Get a Better Sound From You Small Amps

You have spent a lot of time researching which electric guitar is right for you. You have informed yourself about all the different models and makes of guitars, and all the sounds these guitars can create. You are buying an electric guitar right? Hang on, the guitar will need an amplifier to make all those happening sounds heard. An electric guitar on it’s own without an amp is like a fish on dry land. You will need the Right Amp to make that guitar speak. How do you go about this? Where to start from? Today’s blog is all about why using Small Amps can be quite useful. If you are a beginner this can be the place to inform yourself about which amp is right for you. If you are an experienced player you may be in for a pleasant surprise as small amps are really worthwhile investing in.

When it comes to buying a guitaramp most people tend to think: “It needs to be big and fairly loud” This is not necessarily true: Powerful amps [stageamps I will call them from now onwards] may be great when you are planning on performing music with a band in front of an audience. When it comes to playing at home on your own it may be easier to use a fairly small amp. Why? For the simple reason that small amps are easier to control volumewise and are easier to manipulate with pedals. Pedals? Yes you will need effect pedals to make those small amps come alive. More about this later!
Stageamps, compared to smaller amps, do have large speakers. The larger the speaker, the more volume you will need to make the cone of the speaker move. The cone needs to be moved in order to get a good sound. Playing at louder volumes at your house may not be very practical for the rest of your family and your neighbours. Small amps may be the solution here: They do not take up too much space in your house and they can sound, with the right approach, almost as good as a stageamp at higher volume.

                               —How to Make Your Small Amps Sound Great—

Anyone who has ever plugged his/her guitar straight into a small amp will have experienced that the sound coming from this set-up may not be very pleasing. The secret lies in how to treat that small amp:

                                 —Using Two Small Amps At a Time—

Combine two small amps, push on one amp the bass, while you boost the treble on the other amp. You will have now a bass- and treble amp which you will be using at the same time. Remember that stereospeaker with its woofer and little tweater? This is what you have now created for your guitar. What is good for music in your house and car is also good for your guitar: Seperate the different frequencies of your guitar through different speakers! Sounds logical and simple, and it really is, but it does work.

                                   —Equaliser and Treble Booster—

Now we have our two amps set up for different sounds we can start playing, but hang, sounds like there is still something missing. The sound may be different, but is still fairly weak. Okay, here is how we can treat that problem: Use an equalizer, and boost the bass bands of the equalizer. This will give both amps more bottom end, in some cases it may even create a bit of distortion. Make sure at this stage that you keep the volume on your amps fairly low.

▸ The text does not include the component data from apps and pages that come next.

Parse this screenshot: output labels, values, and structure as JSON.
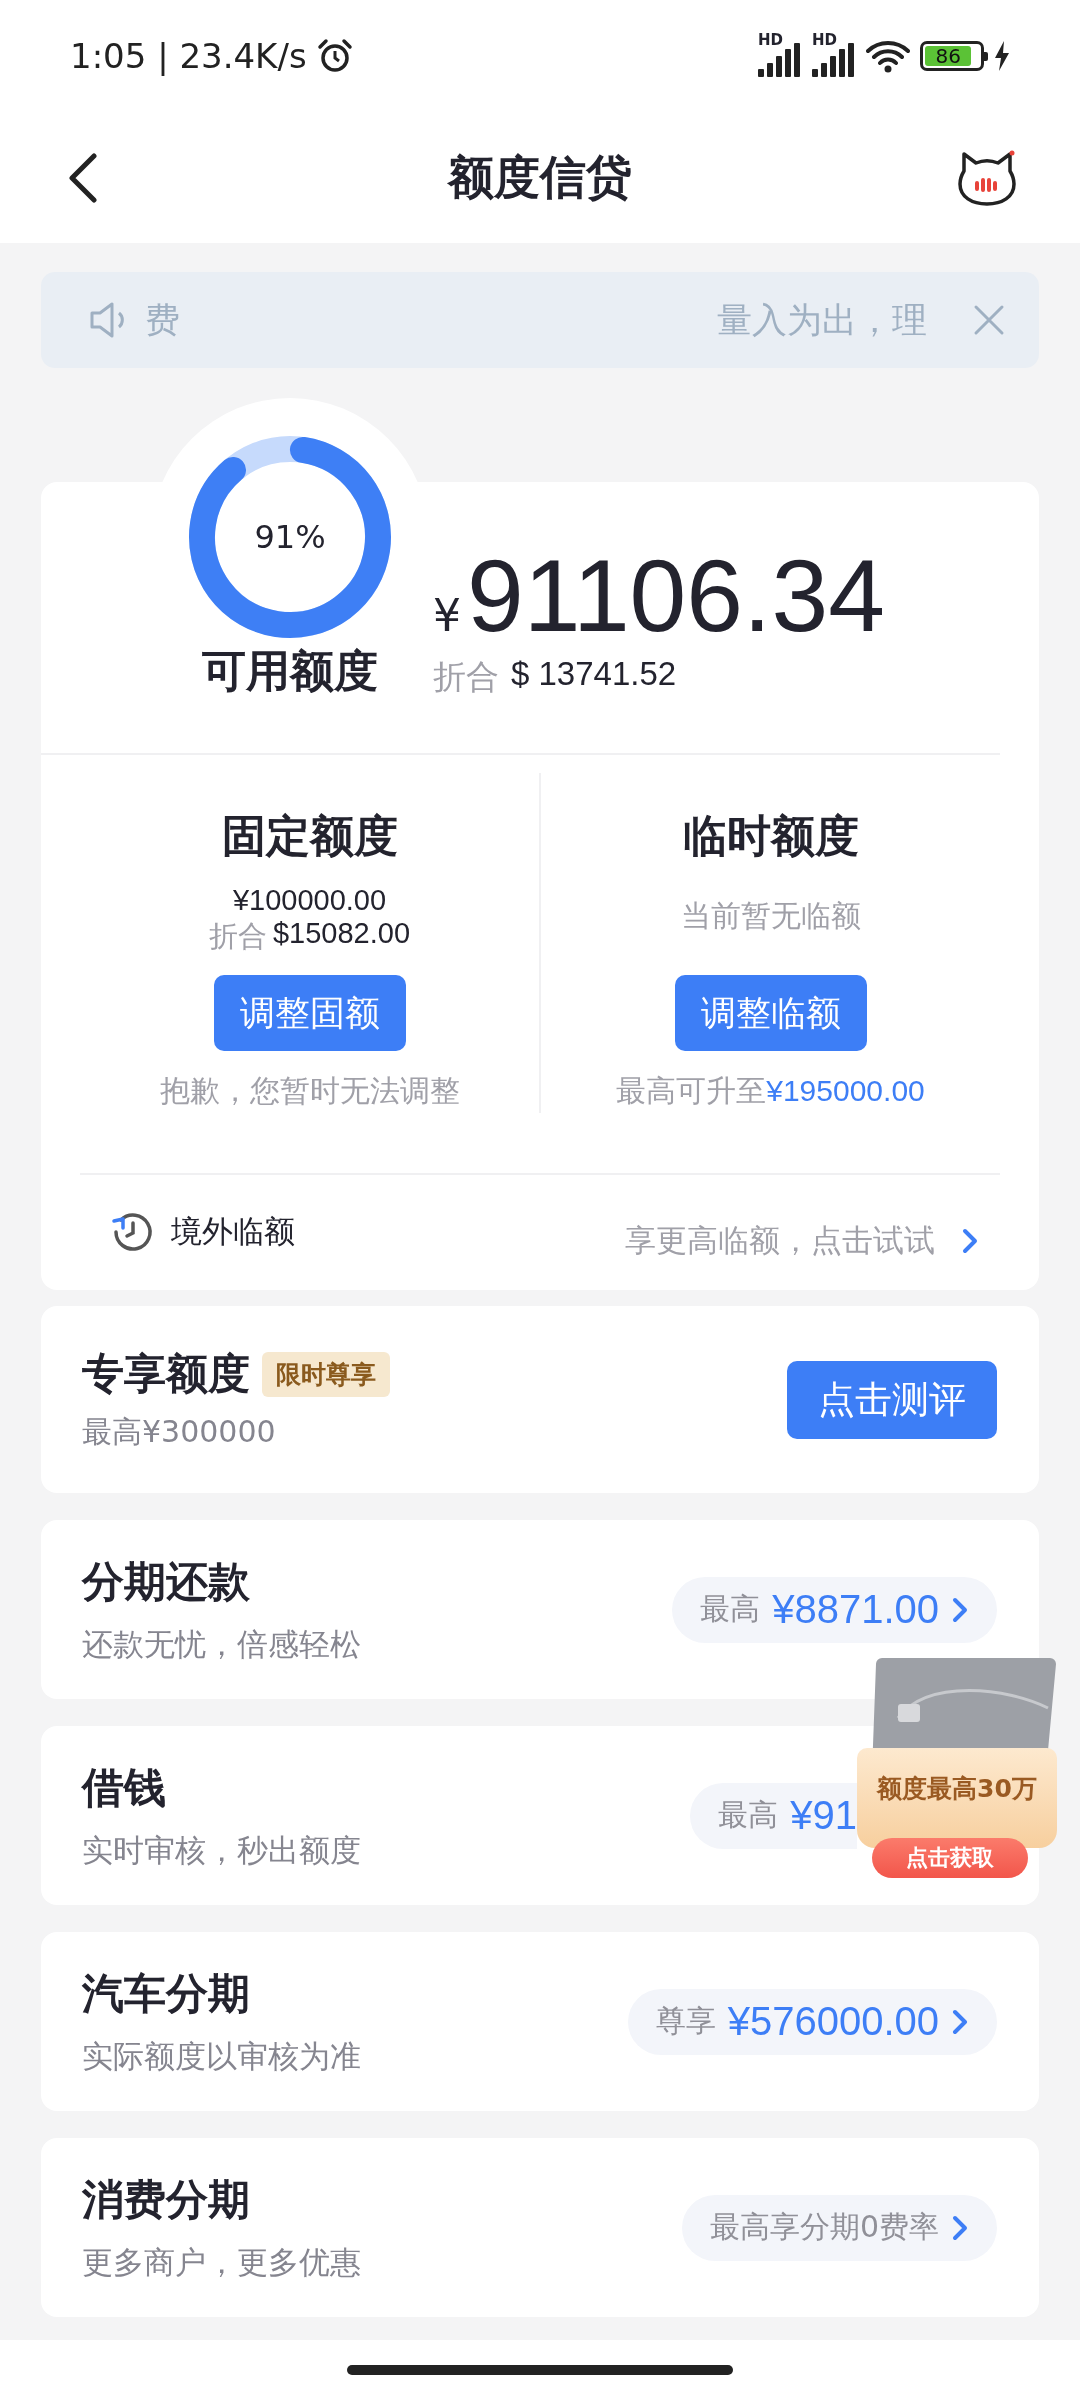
{
  "status_bar": {
    "time": "1:05 | 23.4K/s",
    "signals": [
      {
        "label": "HD"
      },
      {
        "label": "HD"
      }
    ],
    "battery": "86"
  },
  "header": {
    "title": "额度信贷"
  },
  "notice": {
    "text_left": "费",
    "text_right": "量入为出，理"
  },
  "credit": {
    "percent": "91%",
    "label": "可用额度",
    "currency": "¥",
    "amount": "91106.34",
    "converted_label": "折合",
    "converted_amount": "$ 13741.52",
    "sections": [
      {
        "title": "固定额度",
        "amount": "¥100000.00",
        "converted_label": "折合",
        "converted_amount": "$15082.00",
        "button": "调整固额",
        "note": "抱歉，您暂时无法调整"
      },
      {
        "title": "临时额度",
        "info": "当前暂无临额",
        "button": "调整临额",
        "note": "最高可升至",
        "note_amount": "¥195000.00"
      }
    ],
    "overseas": {
      "label": "境外临额",
      "action": "享更高临额，点击试试"
    }
  },
  "exclusive": {
    "title": "专享额度",
    "tag": "限时尊享",
    "subtitle": "最高¥300000",
    "button": "点击测评"
  },
  "products": [
    {
      "title": "分期还款",
      "subtitle": "还款无忧，倍感轻松",
      "chip_label": "最高",
      "chip_value": "¥8871.00",
      "arrow": true
    },
    {
      "title": "借钱",
      "subtitle": "实时审核，秒出额度",
      "chip_label": "最高",
      "chip_value": "¥91",
      "arrow": false
    },
    {
      "title": "汽车分期",
      "subtitle": "实际额度以审核为准",
      "chip_label": "尊享",
      "chip_value": "¥576000.00",
      "arrow": true
    },
    {
      "title": "消费分期",
      "subtitle": "更多商户，更多优惠",
      "chip_label": "最高享分期0费率",
      "arrow": true
    }
  ],
  "promo": {
    "text": "额度最高30万",
    "button": "点击获取"
  }
}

Now that we have more body in our sound we will add a bit of brightness: You can do this by using a distortion- or overdrive pedal where you boost the treble and volume while keeping the gain all the way down. The added treble will increase the volume and create a slight bit of distortion to your overal sound. 

                                   —Distortion and Compression—

Now that you have your basic clean sound, although it is somewhat distorted through the equalizer and treblebooster, you may want to add one of your favourite distortions to create a more agressive tone. Which distortion you use is up to you, your taste and what you like. Keep the gain fairly low, just put the volume slightly higher than the volume on the amps and the treble-booster, and you should get a good sound.
Adding compression will give you more control over the overal tone and sound, it will increase the treble a bit and the compressor will also function as a mastercontrol: You can play at ANY volume, while the QUALITY of your sound will not change! Great!

                                    —Adding More Effects—

Finally you may want to add a bit of reverb to create some ambience to your sound. You may even want to add a lot more effects, pedals like Chorus, Flange, Phase ect. All depending on your taste and the sounds you like. Remember that most of these effects will only add colour and ambience to your sound. The basic overal sound is shaped by the two amps, both their speakers, the equalizer, the teble booster and the distortion.

                                 —Applications For Small Amps—

A set-up as described above may be very satisfying for recording or rehearsals with other musicians at low volumelevels. When it comes to performing in front of an audience you may need bigger amps. When using bigger amps you may find they you need less effect pedals as most stage-amps do tend to sound good on their own.

Using a few small amps combined with some effectpedals you may want to watch out the volumelevels on the different devices and your amps. The overal volume needs to be equal otherwise you may be just pushing the sound of one pedal too much with the result that that particular pedal is the most audible one.   

I hope to create some videos in future where I will demonstrate what I described above, as hearing some of this is one of the best ways to explain and inspire people.

Hope I have given you an incentive to start experimenting with your sound and the tone of your electric guitar in general.
See you next time,